- [Work instructions]
Without including any images, repeat the data exactly.

- [Exercise data]
──────

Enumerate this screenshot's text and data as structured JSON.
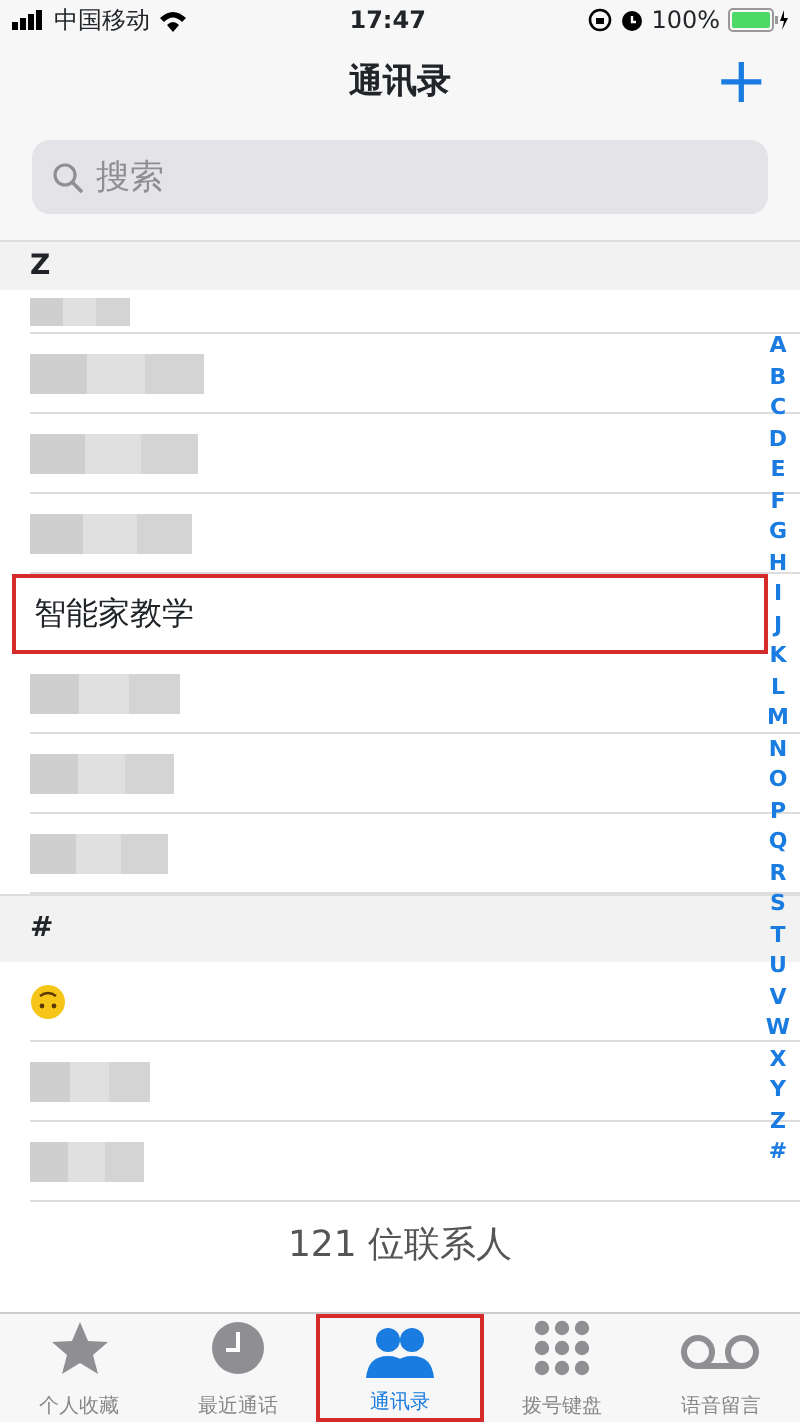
{
  "status_bar": {
    "carrier": "中国移动",
    "time": "17:47",
    "battery": "100%"
  },
  "nav": {
    "title": "通讯录",
    "add": "+"
  },
  "search": {
    "placeholder": "搜索"
  },
  "sections": [
    {
      "letter": "Z",
      "rows": [
        {
          "kind": "blurred",
          "highlighted": false
        },
        {
          "kind": "blurred",
          "highlighted": false
        },
        {
          "kind": "blurred",
          "highlighted": false
        },
        {
          "kind": "blurred",
          "highlighted": false
        },
        {
          "kind": "name",
          "name": "智能家教学",
          "highlighted": true
        },
        {
          "kind": "blurred",
          "highlighted": false
        },
        {
          "kind": "blurred",
          "highlighted": false
        },
        {
          "kind": "blurred",
          "highlighted": false
        }
      ]
    },
    {
      "letter": "#",
      "rows": [
        {
          "kind": "emoji",
          "highlighted": false
        },
        {
          "kind": "blurred",
          "highlighted": false
        },
        {
          "kind": "blurred",
          "highlighted": false
        }
      ]
    }
  ],
  "index": [
    "A",
    "B",
    "C",
    "D",
    "E",
    "F",
    "G",
    "H",
    "I",
    "J",
    "K",
    "L",
    "M",
    "N",
    "O",
    "P",
    "Q",
    "R",
    "S",
    "T",
    "U",
    "V",
    "W",
    "X",
    "Y",
    "Z",
    "#"
  ],
  "footer": "121 位联系人",
  "tabs": [
    {
      "label": "个人收藏",
      "selected": false,
      "highlighted": false
    },
    {
      "label": "最近通话",
      "selected": false,
      "highlighted": false
    },
    {
      "label": "通讯录",
      "selected": true,
      "highlighted": true
    },
    {
      "label": "拨号键盘",
      "selected": false,
      "highlighted": false
    },
    {
      "label": "语音留言",
      "selected": false,
      "highlighted": false
    }
  ]
}
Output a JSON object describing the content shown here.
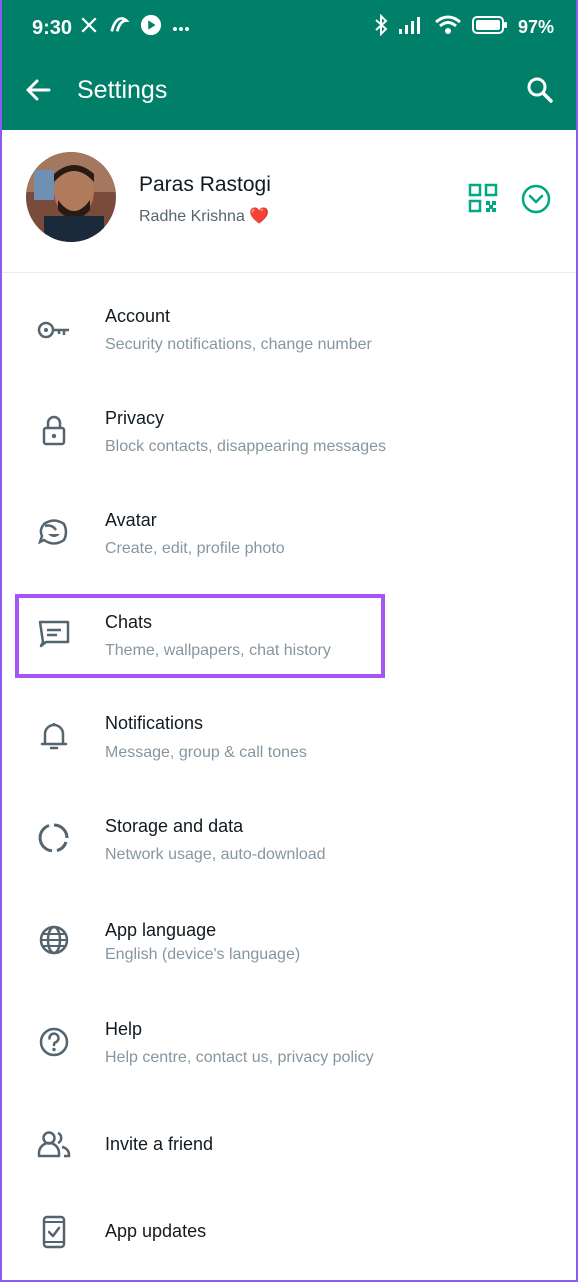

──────

- [Answer section]
Enumerate this screenshot's text and data as structured JSON.
{
  "status_bar": {
    "carrier": "中国移动",
    "time": "17:47",
    "battery": "100%"
  },
  "nav": {
    "title": "通讯录",
    "add": "+"
  },
  "search": {
    "placeholder": "搜索"
  },
  "sections": [
    {
      "letter": "Z",
      "rows": [
        {
          "kind": "blurred",
          "highlighted": false
        },
        {
          "kind": "blurred",
          "highlighted": false
        },
        {
          "kind": "blurred",
          "highlighted": false
        },
        {
          "kind": "blurred",
          "highlighted": false
        },
        {
          "kind": "name",
          "name": "智能家教学",
          "highlighted": true
        },
        {
          "kind": "blurred",
          "highlighted": false
        },
        {
          "kind": "blurred",
          "highlighted": false
        },
        {
          "kind": "blurred",
          "highlighted": false
        }
      ]
    },
    {
      "letter": "#",
      "rows": [
        {
          "kind": "emoji",
          "highlighted": false
        },
        {
          "kind": "blurred",
          "highlighted": false
        },
        {
          "kind": "blurred",
          "highlighted": false
        }
      ]
    }
  ],
  "index": [
    "A",
    "B",
    "C",
    "D",
    "E",
    "F",
    "G",
    "H",
    "I",
    "J",
    "K",
    "L",
    "M",
    "N",
    "O",
    "P",
    "Q",
    "R",
    "S",
    "T",
    "U",
    "V",
    "W",
    "X",
    "Y",
    "Z",
    "#"
  ],
  "footer": "121 位联系人",
  "tabs": [
    {
      "label": "个人收藏",
      "selected": false,
      "highlighted": false
    },
    {
      "label": "最近通话",
      "selected": false,
      "highlighted": false
    },
    {
      "label": "通讯录",
      "selected": true,
      "highlighted": true
    },
    {
      "label": "拨号键盘",
      "selected": false,
      "highlighted": false
    },
    {
      "label": "语音留言",
      "selected": false,
      "highlighted": false
    }
  ]
}
Output a JSON object describing the content shown here.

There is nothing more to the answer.